The harbor department's Burts described Schwab as "extremely knowledgeable" and "very professional." He said the union leader's experience in the harbor has given him a "running start" as a commissioner.
Burts said the port is well aware of community complaints about problems in Wilmington, and said the harbor department is preparing a report in conjunction with the city's redevelopment agency, the planning department and Councilwoman Flores' office that will address many of the grievances. He said his office has held off presenting the report until Schwab settles into his post on the board.
Burts said the widely held perception that many of Wilmington's problems lie at the port's doorstep has led to a review of the department's involvement in Wilmington.
Aid in Problems
"The fact that this perception exists is certainly something that has caused this port to look more closely at its development program and how it is involved in the various communities," Burts said. "The fact that (Schwab) is a local resident of Wilmington gives us another place to go for help. His appointment will go a long way toward rectifying this problem we have."
But Menveg, the commissioner from Wilmington appointed in 1953, said last week that Schwab's knowledge of the harbor--not his community loyalties--will make or break him as a commissioner.

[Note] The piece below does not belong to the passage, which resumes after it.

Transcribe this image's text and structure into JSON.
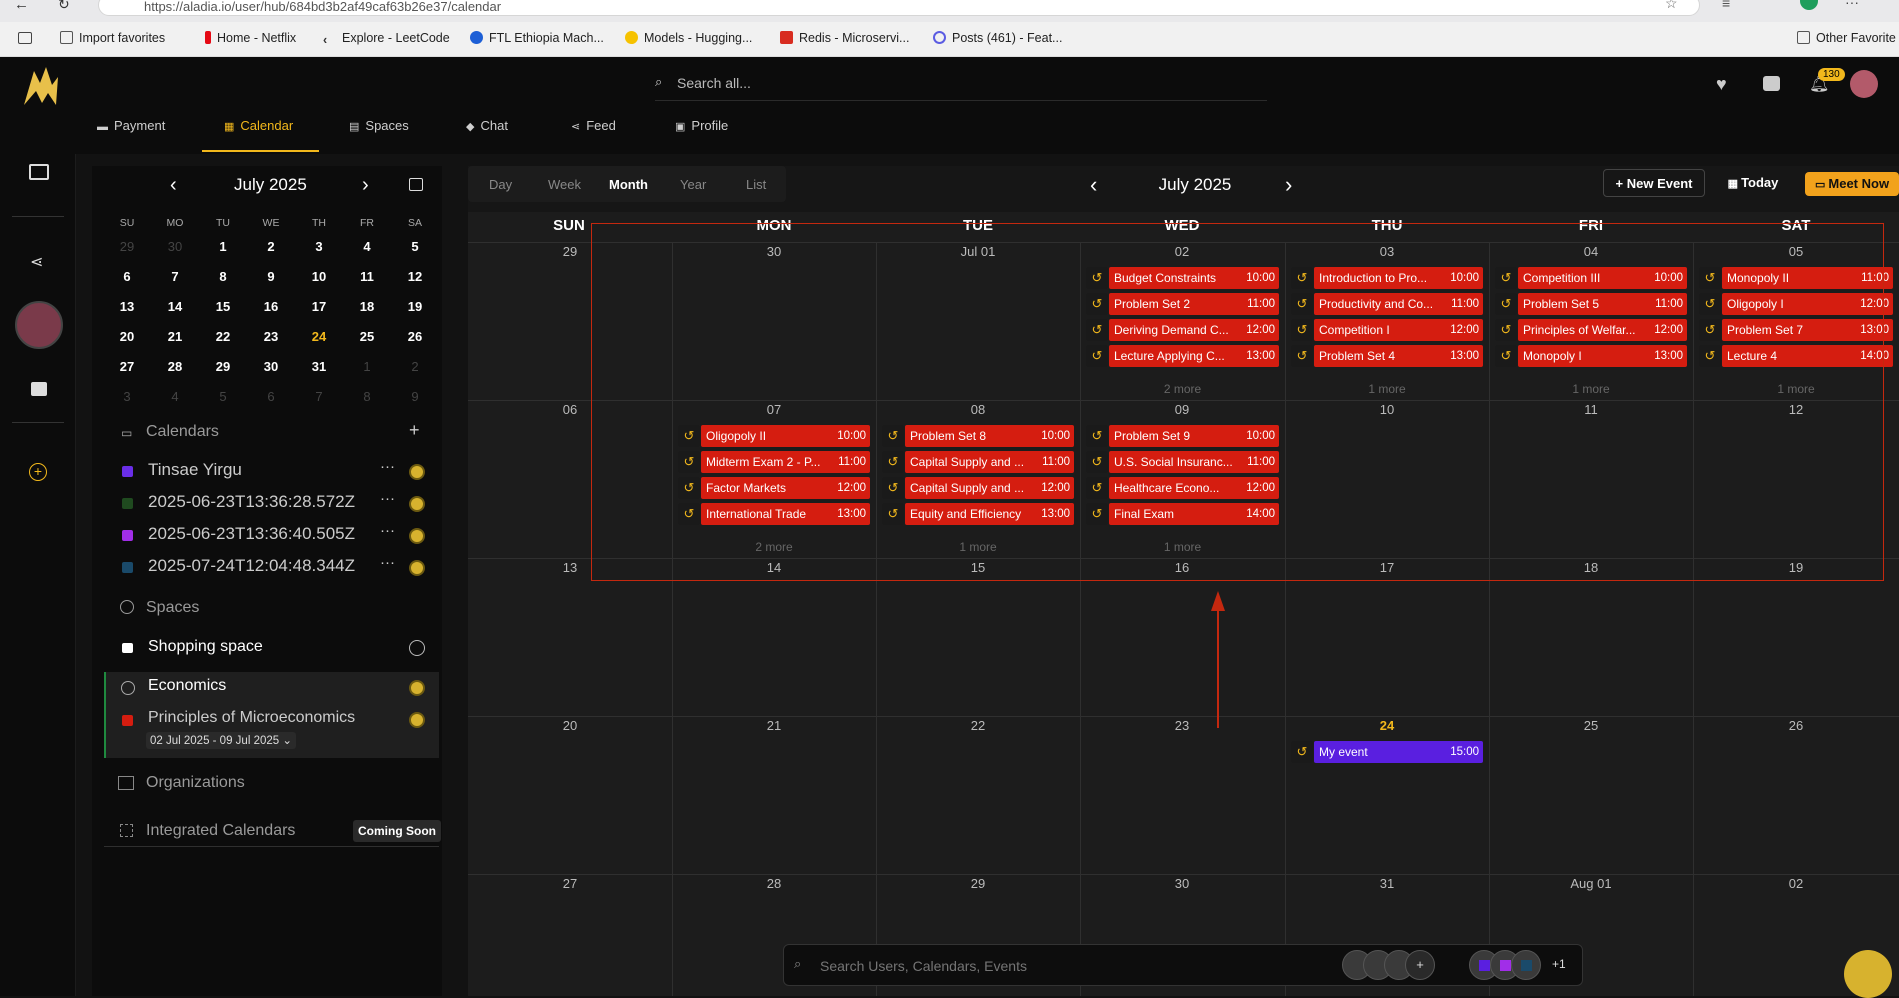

"When I was on the commission, I looked out for the harbor as a whole," said Menveg, who now lives in Palos Verdes but still owns property in Wilmington. "The first day those commissioners go in there, they are voting on multimillion-dollar contracts. There wasn't all this rivalry then. The key is not who runs the harbor, but how they run it."